Dana Ghazi was born and raised in Damascus, Syria before moving to the United States in 2002. She studied English Literature and Gender and Sexuality Studies for her undergrads and has a Master of Arts degree in Conflict Resolution and Peace Studies from Portland State University. Dana has worked with international programs focused on addressing major conflicts like the ones in Syria, Colombia and the Balkans and national programs focused on transforming structural violence, generational trauma and the role of the arts as a way for resistance and recovery during and post-conflict. Currently Dana works as an Arabic mental health counselor at the Intercultural Psychiatric Program with Oregon Health and Science University providing direct mental health services to refugees and victims of torture and war.

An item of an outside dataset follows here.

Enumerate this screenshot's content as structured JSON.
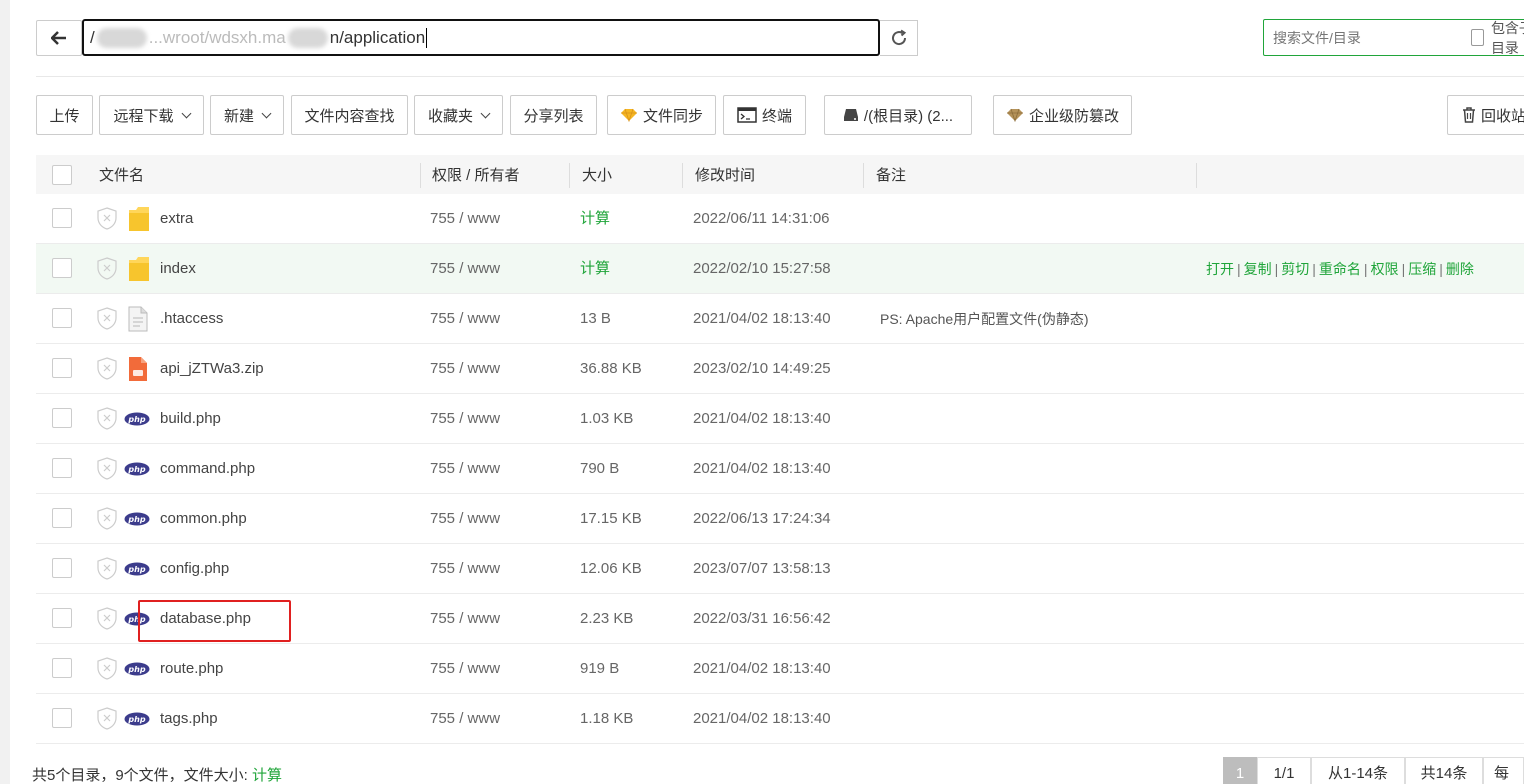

Raechel Anne Jolie
Raechel Anne Jolie received her PhD in Communication Studies with a minor in Gender & Sexuality Studies from the University of Minnesota. Her writing has been published in Teen Vogue, Bitch Magazine, In These Times, and more. Her critically acclaimed novel, Rust Belt Femme, is available through Belt Publishing. https://www.raechelannejolie.com/
Margaret Killjoy is an author and anarchist with a long history of itinerancy. She is the author of several novels and the Danielle Cain series for Tor.com Publishing. https://birdsbeforethestorm.net/
Sloane McNulty (PhD American Studies – Rutgers) is an instructor at the Pacific Northwest College of Art. Their work is centered on assemblages of gender, ecology, and embodiment, while also intervening in narratives around genetic science, social media, and animal ethics. They are currently working on a book length manuscript entitled, “Viral Ethics: Media, Ecology, Debt,” as well as pursuing more extensive scholarship on the cultural deployment of parasitism, affective regimes of social media, and intersections of transgender rights and technology.
Jay Ponteri directed the creative writing program at Marylhurst University from 2008-2018 and is the author of Darkmouth Inside Me and Wedlocked. He is the founder and director of the Low Residency MFA in Creative Writing program at PNCA. The recipient of the 2013 Oregon Book Award and the Frank Waters Fellowship, Jay is also the founder of Show:Tell, The Workshop for Teen Artists and Writers. Jay serves as an instructor at Literary Arts, on the advisory board of the Independent Publishing Resource Center (IPRC) and on the board of Tavern Books, a poetry press.
The Alberta Abbey Presents Group Exhibition Along These Lines Curated by VS student Ilsa Payne and CS student Justin Duyao
The Alberta Abbey is pleased to present Along These Lines, a group exhibit, featuring a diverse collection of multidisciplinary creatives whose work investigates the common theme of line. Curated by the Pacific Northwest College of Arts (PNCA) Hallie Ford School of Graduate Studies (HFSGS) Curatorial Fellow, Ilsa Payne, and Creative Writing Fellow, Justin Duyao, this exhibit will run from April 8 to May 27, 2021.
On Wednesday, April 28, at 6:30 pm, Alley Pezanoski-Browne, an alumna of the Hallie Ford School of Graduate Studies at PNCA, gives a talk as part of the Hallie Ford School of Graduate Studies Lectures Series. The talk is being streamed over Zoom and PNCA’s Youtube Channel.
The HFSGS Lecture Series welcomes award-winning novelist and poet Ocean Vuong. April 15, 2021, 6:30 PM on the PNCA Youtube Channel / Zoom Co-Hosted by Low-Residency Creative Writing and Critical Studies
Critical Studies student and Writing & Literature Fellow Justin Duyao holds a conversation with LRCW Faculty and Poet Asiya Wadud
Critical Studies Online Lecture Wed March 17 at 6:30 PST
RSVP Here for the zoom link
Postdoctoral Fellow in Visual Studies, University of Toronto